Stored items:
+---+
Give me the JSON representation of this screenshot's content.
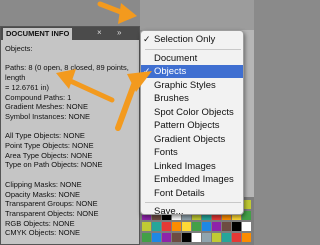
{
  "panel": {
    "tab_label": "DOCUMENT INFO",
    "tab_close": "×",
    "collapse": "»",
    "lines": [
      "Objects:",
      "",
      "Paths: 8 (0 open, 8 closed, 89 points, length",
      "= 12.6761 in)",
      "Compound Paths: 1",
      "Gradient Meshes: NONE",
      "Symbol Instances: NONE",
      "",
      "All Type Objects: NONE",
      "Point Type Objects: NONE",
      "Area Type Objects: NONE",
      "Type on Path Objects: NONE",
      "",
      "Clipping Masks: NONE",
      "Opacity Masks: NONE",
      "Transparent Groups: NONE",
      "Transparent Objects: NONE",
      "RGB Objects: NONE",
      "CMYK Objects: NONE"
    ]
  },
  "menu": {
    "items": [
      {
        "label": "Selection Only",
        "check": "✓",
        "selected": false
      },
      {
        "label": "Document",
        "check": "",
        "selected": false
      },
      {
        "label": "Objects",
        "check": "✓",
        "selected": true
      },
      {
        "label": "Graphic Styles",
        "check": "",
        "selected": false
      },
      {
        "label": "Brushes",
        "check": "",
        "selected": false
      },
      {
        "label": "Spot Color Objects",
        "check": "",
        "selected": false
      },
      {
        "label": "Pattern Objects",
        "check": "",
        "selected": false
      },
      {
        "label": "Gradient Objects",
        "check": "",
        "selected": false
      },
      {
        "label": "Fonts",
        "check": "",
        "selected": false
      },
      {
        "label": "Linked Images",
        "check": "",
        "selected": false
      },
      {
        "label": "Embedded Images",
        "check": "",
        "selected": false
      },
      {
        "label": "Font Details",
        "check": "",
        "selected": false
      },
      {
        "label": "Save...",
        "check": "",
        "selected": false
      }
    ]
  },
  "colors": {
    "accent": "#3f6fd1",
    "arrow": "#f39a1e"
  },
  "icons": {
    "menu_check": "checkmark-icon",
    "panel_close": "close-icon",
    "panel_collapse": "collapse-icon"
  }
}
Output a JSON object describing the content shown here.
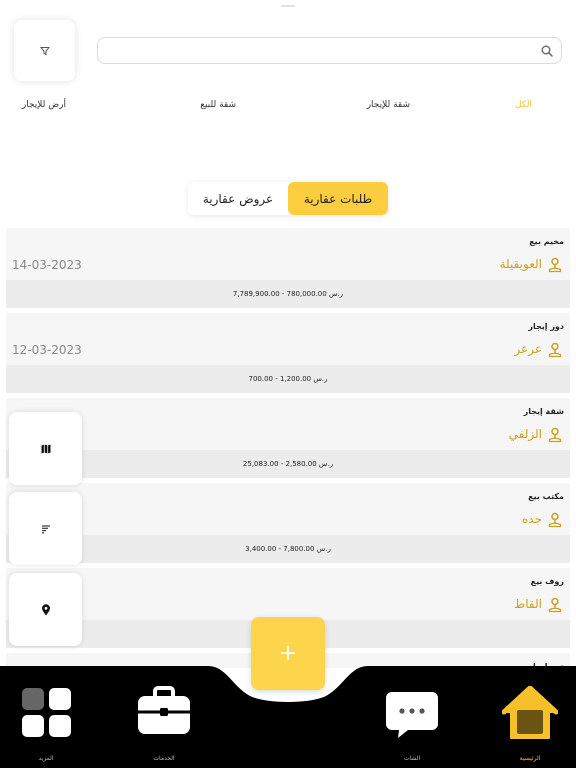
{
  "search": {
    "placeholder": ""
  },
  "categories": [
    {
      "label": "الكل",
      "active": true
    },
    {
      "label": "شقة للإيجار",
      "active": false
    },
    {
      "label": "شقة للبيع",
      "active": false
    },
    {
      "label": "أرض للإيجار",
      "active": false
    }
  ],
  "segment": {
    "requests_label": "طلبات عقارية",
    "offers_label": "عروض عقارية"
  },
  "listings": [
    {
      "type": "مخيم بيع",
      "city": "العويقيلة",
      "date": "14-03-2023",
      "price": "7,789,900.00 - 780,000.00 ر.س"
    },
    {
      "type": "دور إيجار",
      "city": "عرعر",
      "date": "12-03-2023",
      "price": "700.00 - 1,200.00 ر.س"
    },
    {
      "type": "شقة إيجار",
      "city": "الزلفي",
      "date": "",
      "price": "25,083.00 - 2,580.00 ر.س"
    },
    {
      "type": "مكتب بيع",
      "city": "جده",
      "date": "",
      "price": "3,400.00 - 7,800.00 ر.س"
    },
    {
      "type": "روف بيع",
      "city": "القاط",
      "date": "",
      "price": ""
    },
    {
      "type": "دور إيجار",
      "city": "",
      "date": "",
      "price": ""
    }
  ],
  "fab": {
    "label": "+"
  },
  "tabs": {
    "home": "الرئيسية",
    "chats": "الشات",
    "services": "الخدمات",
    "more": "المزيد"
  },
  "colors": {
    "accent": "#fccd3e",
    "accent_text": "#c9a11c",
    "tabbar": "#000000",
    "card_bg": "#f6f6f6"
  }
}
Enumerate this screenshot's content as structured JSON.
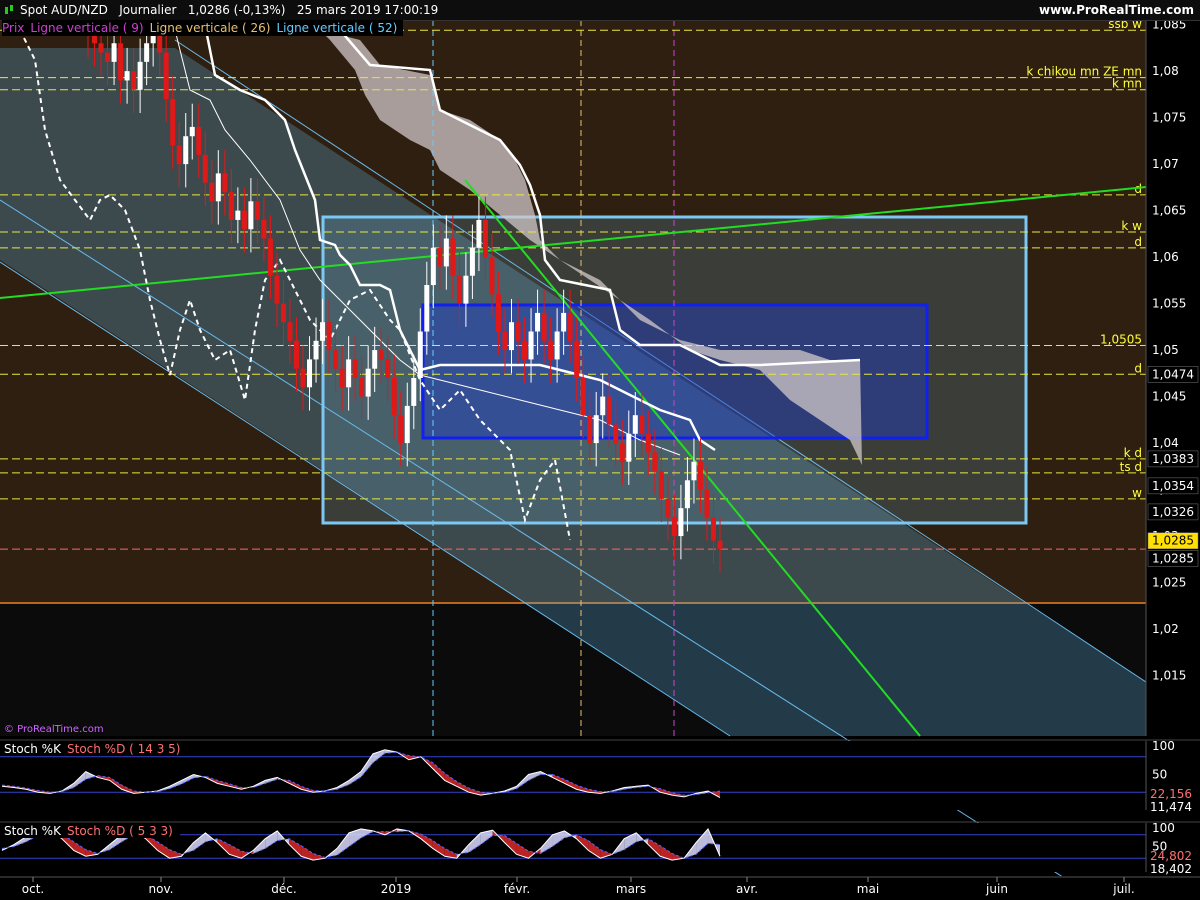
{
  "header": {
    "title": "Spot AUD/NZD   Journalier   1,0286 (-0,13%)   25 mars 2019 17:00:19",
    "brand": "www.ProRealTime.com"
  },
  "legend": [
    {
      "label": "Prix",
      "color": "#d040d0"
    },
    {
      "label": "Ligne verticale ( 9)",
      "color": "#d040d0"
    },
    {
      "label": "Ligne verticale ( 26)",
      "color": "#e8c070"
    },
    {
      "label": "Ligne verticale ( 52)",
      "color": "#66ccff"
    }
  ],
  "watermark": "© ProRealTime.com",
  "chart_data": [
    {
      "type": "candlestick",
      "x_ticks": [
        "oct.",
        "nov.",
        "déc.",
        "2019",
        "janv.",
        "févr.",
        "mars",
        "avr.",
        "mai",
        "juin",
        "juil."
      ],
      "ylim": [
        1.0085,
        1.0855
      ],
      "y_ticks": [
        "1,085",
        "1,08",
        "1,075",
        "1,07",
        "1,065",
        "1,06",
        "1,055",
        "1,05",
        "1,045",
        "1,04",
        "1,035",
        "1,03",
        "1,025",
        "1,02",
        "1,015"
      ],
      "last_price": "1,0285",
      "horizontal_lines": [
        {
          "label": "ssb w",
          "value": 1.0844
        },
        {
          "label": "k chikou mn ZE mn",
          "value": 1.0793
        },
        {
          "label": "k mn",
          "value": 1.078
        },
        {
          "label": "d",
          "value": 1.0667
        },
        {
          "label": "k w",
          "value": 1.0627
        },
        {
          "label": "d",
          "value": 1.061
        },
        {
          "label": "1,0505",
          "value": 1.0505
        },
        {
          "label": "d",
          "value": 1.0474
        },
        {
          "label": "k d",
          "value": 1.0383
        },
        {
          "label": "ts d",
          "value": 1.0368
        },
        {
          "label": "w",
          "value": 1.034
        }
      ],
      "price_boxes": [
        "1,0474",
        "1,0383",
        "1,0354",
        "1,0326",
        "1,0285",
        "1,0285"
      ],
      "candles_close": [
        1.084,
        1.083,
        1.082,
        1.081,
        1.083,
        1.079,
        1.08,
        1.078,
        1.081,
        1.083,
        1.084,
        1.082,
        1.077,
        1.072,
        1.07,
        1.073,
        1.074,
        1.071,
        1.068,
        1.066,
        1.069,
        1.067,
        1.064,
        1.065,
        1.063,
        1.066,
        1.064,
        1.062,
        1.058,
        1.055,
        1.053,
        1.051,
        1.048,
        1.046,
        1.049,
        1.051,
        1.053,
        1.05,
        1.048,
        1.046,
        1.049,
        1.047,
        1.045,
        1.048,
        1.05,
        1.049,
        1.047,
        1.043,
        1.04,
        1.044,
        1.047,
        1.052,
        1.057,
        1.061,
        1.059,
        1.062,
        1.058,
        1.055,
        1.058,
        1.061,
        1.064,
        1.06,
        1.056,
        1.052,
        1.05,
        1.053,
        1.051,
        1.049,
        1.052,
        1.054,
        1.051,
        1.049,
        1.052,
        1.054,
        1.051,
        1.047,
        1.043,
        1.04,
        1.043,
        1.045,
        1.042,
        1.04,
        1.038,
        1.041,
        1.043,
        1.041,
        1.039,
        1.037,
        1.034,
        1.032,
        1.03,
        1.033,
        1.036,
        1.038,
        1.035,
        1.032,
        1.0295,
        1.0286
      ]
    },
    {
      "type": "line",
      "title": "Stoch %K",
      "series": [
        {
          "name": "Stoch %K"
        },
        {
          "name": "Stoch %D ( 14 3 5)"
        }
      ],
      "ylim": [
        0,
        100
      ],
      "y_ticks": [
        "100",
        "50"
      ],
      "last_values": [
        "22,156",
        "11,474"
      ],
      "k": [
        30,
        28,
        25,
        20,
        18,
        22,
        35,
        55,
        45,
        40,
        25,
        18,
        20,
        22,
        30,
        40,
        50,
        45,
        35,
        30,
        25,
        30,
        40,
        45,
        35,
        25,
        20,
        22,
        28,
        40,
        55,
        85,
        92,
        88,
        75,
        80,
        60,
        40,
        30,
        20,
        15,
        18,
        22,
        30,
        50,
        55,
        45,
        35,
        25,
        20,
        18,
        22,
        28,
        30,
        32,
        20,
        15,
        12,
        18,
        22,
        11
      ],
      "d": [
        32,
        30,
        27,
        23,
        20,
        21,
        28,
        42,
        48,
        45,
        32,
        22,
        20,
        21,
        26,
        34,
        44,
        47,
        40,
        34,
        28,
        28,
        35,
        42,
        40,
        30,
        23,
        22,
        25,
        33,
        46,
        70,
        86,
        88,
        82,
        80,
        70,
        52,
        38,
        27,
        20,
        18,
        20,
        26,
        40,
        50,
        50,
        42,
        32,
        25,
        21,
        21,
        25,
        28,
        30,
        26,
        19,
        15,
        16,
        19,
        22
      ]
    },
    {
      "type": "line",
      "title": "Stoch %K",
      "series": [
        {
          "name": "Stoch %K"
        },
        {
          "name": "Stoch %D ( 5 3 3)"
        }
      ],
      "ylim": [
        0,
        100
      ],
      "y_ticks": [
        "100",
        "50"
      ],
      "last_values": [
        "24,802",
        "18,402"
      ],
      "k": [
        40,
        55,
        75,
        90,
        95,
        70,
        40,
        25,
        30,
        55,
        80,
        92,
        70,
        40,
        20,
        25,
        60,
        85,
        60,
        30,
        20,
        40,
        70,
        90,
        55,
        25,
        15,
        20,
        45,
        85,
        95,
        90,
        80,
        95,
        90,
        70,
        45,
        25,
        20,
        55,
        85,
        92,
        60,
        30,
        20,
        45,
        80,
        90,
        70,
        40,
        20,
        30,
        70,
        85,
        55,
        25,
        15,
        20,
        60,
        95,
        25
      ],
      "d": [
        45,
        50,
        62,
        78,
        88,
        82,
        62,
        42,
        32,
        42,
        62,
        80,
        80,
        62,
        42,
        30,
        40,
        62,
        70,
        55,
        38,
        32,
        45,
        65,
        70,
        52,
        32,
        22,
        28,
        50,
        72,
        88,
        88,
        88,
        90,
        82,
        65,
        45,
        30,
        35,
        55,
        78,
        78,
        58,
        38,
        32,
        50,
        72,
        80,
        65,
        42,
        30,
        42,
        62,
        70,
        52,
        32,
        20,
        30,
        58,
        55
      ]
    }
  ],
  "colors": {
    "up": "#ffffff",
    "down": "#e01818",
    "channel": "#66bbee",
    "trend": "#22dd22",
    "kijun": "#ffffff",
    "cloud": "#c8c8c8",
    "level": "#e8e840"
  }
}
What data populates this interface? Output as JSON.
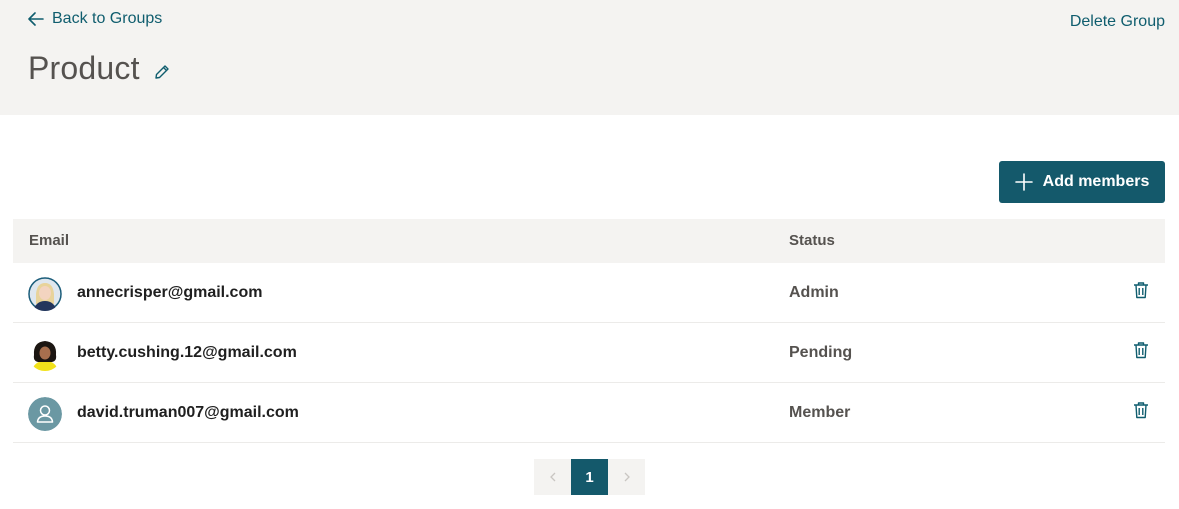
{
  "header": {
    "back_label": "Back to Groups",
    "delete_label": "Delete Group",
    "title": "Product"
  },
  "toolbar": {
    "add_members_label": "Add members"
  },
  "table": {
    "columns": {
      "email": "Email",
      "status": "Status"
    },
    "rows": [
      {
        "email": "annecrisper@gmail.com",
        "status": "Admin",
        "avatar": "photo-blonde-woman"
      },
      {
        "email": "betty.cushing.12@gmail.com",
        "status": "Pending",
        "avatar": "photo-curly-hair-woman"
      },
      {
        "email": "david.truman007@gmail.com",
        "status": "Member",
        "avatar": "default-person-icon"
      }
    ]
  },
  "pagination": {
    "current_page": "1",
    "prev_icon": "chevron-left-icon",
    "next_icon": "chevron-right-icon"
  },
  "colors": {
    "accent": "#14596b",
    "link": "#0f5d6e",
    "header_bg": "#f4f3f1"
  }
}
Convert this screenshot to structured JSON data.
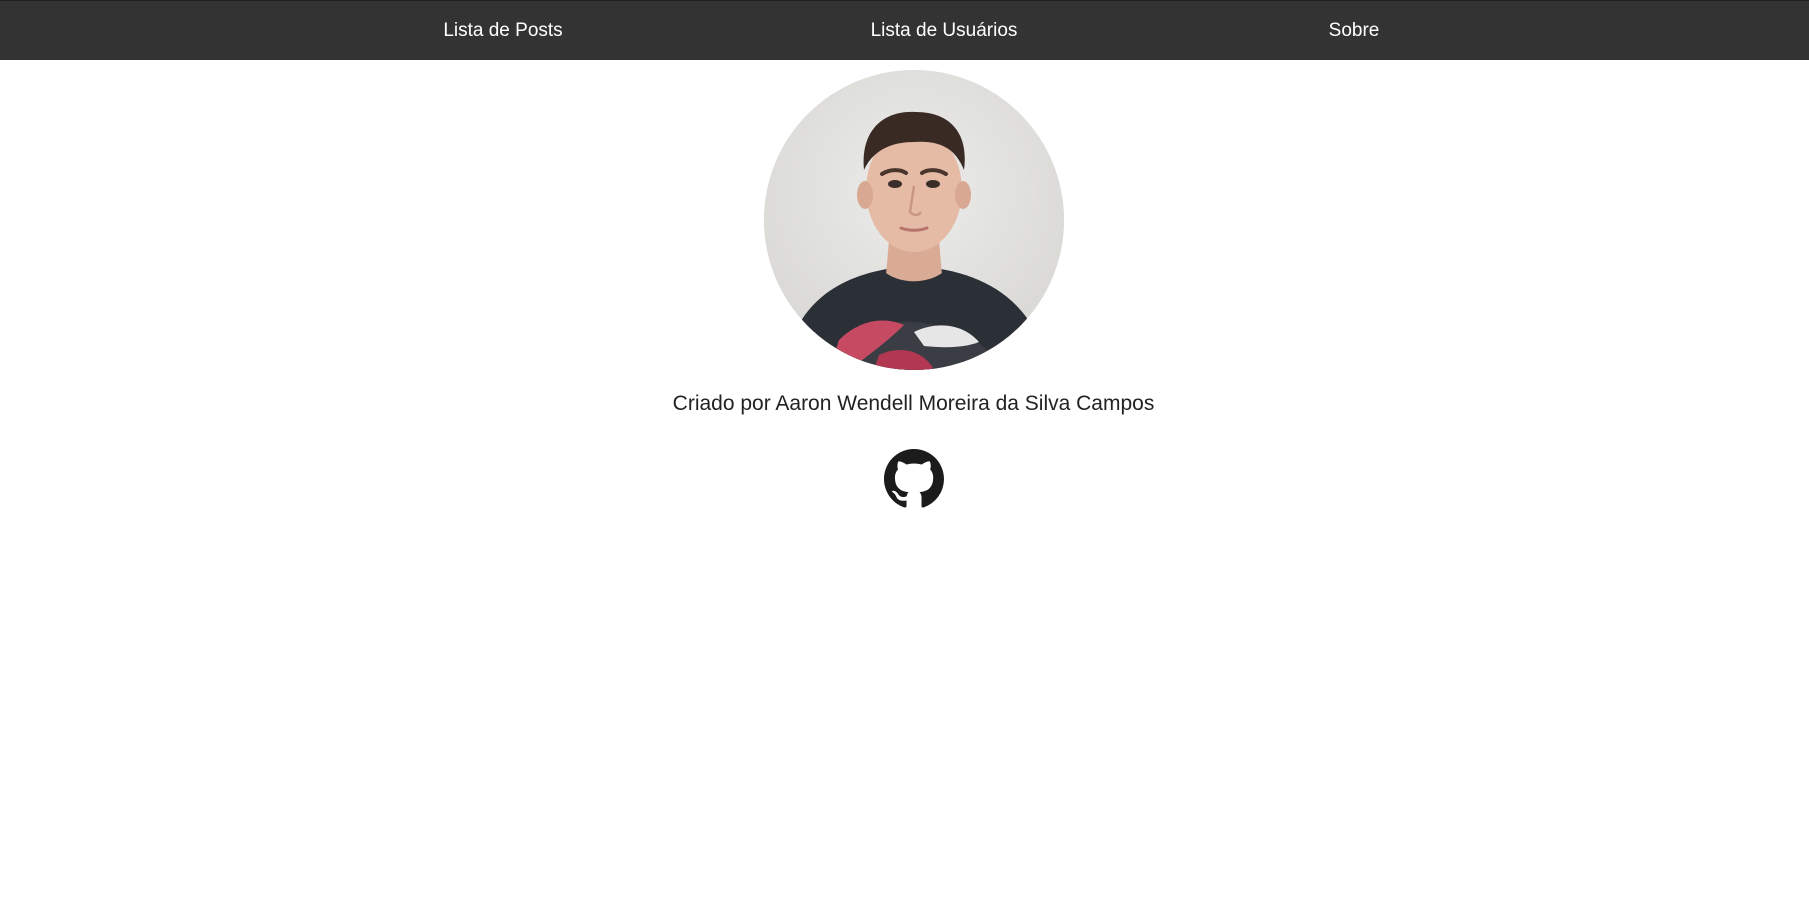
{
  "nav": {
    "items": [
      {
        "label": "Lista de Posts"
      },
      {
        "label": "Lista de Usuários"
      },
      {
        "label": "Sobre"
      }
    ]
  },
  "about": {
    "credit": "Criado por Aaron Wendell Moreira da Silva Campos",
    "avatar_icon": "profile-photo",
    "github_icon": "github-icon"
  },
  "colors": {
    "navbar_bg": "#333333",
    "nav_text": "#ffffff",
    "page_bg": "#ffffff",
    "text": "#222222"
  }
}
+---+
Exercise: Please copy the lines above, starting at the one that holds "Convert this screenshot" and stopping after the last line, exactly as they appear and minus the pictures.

Exercise answer:
Convert this screenshot to structured JSON data.
{
  "nav": {
    "items": [
      {
        "label": "Lista de Posts"
      },
      {
        "label": "Lista de Usuários"
      },
      {
        "label": "Sobre"
      }
    ]
  },
  "about": {
    "credit": "Criado por Aaron Wendell Moreira da Silva Campos",
    "avatar_icon": "profile-photo",
    "github_icon": "github-icon"
  },
  "colors": {
    "navbar_bg": "#333333",
    "nav_text": "#ffffff",
    "page_bg": "#ffffff",
    "text": "#222222"
  }
}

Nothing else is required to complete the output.